(WHAT THE TASK REQUIRES)
Restate the records below word for word, and omit the images they hold.
· · ·
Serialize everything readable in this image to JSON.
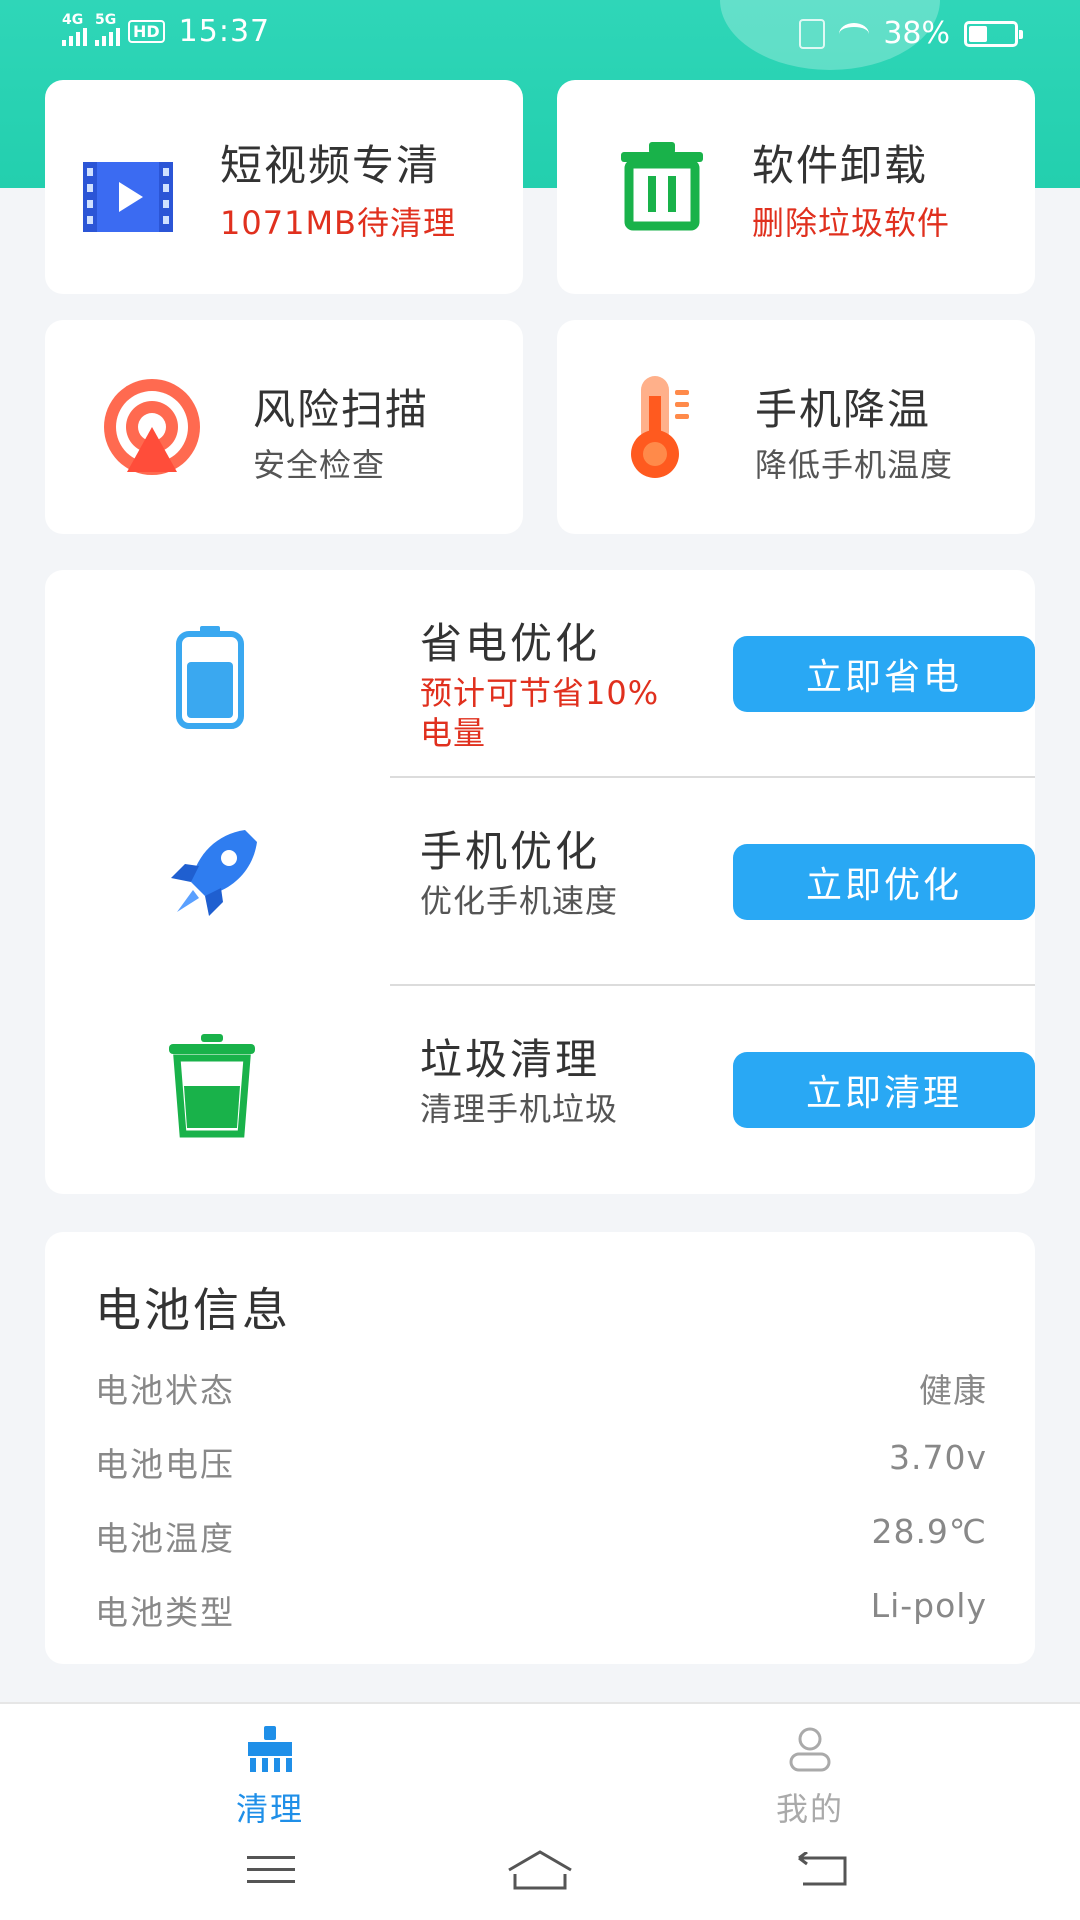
{
  "status_bar": {
    "net1": "4G",
    "net2": "5G",
    "hd": "HD",
    "time": "15:37",
    "battery_percent_text": "38%",
    "battery_level": 0.38
  },
  "tiles": {
    "video": {
      "title": "短视频专清",
      "subtitle": "1071MB待清理",
      "icon": "video-icon"
    },
    "uninstall": {
      "title": "软件卸载",
      "subtitle": "删除垃圾软件",
      "icon": "trash-icon"
    },
    "risk": {
      "title": "风险扫描",
      "subtitle": "安全检查",
      "icon": "radar-icon"
    },
    "cool": {
      "title": "手机降温",
      "subtitle": "降低手机温度",
      "icon": "thermometer-icon"
    }
  },
  "actions": {
    "power": {
      "title": "省电优化",
      "subtitle_line1": "预计可节省10%",
      "subtitle_line2": "电量",
      "button": "立即省电",
      "icon": "battery-icon"
    },
    "speed": {
      "title": "手机优化",
      "subtitle": "优化手机速度",
      "button": "立即优化",
      "icon": "rocket-icon"
    },
    "junk": {
      "title": "垃圾清理",
      "subtitle": "清理手机垃圾",
      "button": "立即清理",
      "icon": "bin-icon"
    }
  },
  "battery_info": {
    "title": "电池信息",
    "rows": [
      {
        "label": "电池状态",
        "value": "健康"
      },
      {
        "label": "电池电压",
        "value": "3.70v"
      },
      {
        "label": "电池温度",
        "value": "28.9℃"
      },
      {
        "label": "电池类型",
        "value": "Li-poly"
      }
    ]
  },
  "bottom_nav": {
    "clean": {
      "label": "清理",
      "active": true
    },
    "mine": {
      "label": "我的",
      "active": false
    }
  },
  "colors": {
    "header": "#23cfae",
    "accent_blue": "#29a8f4",
    "warning_red": "#e0301e",
    "nav_active": "#1f8fe8"
  }
}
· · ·
(REPLY)
Serialize everything readable in this image to JSON.
{
  "status_bar": {
    "net1": "4G",
    "net2": "5G",
    "hd": "HD",
    "time": "15:37",
    "battery_percent_text": "38%",
    "battery_level": 0.38
  },
  "tiles": {
    "video": {
      "title": "短视频专清",
      "subtitle": "1071MB待清理",
      "icon": "video-icon"
    },
    "uninstall": {
      "title": "软件卸载",
      "subtitle": "删除垃圾软件",
      "icon": "trash-icon"
    },
    "risk": {
      "title": "风险扫描",
      "subtitle": "安全检查",
      "icon": "radar-icon"
    },
    "cool": {
      "title": "手机降温",
      "subtitle": "降低手机温度",
      "icon": "thermometer-icon"
    }
  },
  "actions": {
    "power": {
      "title": "省电优化",
      "subtitle_line1": "预计可节省10%",
      "subtitle_line2": "电量",
      "button": "立即省电",
      "icon": "battery-icon"
    },
    "speed": {
      "title": "手机优化",
      "subtitle": "优化手机速度",
      "button": "立即优化",
      "icon": "rocket-icon"
    },
    "junk": {
      "title": "垃圾清理",
      "subtitle": "清理手机垃圾",
      "button": "立即清理",
      "icon": "bin-icon"
    }
  },
  "battery_info": {
    "title": "电池信息",
    "rows": [
      {
        "label": "电池状态",
        "value": "健康"
      },
      {
        "label": "电池电压",
        "value": "3.70v"
      },
      {
        "label": "电池温度",
        "value": "28.9℃"
      },
      {
        "label": "电池类型",
        "value": "Li-poly"
      }
    ]
  },
  "bottom_nav": {
    "clean": {
      "label": "清理",
      "active": true
    },
    "mine": {
      "label": "我的",
      "active": false
    }
  },
  "colors": {
    "header": "#23cfae",
    "accent_blue": "#29a8f4",
    "warning_red": "#e0301e",
    "nav_active": "#1f8fe8"
  }
}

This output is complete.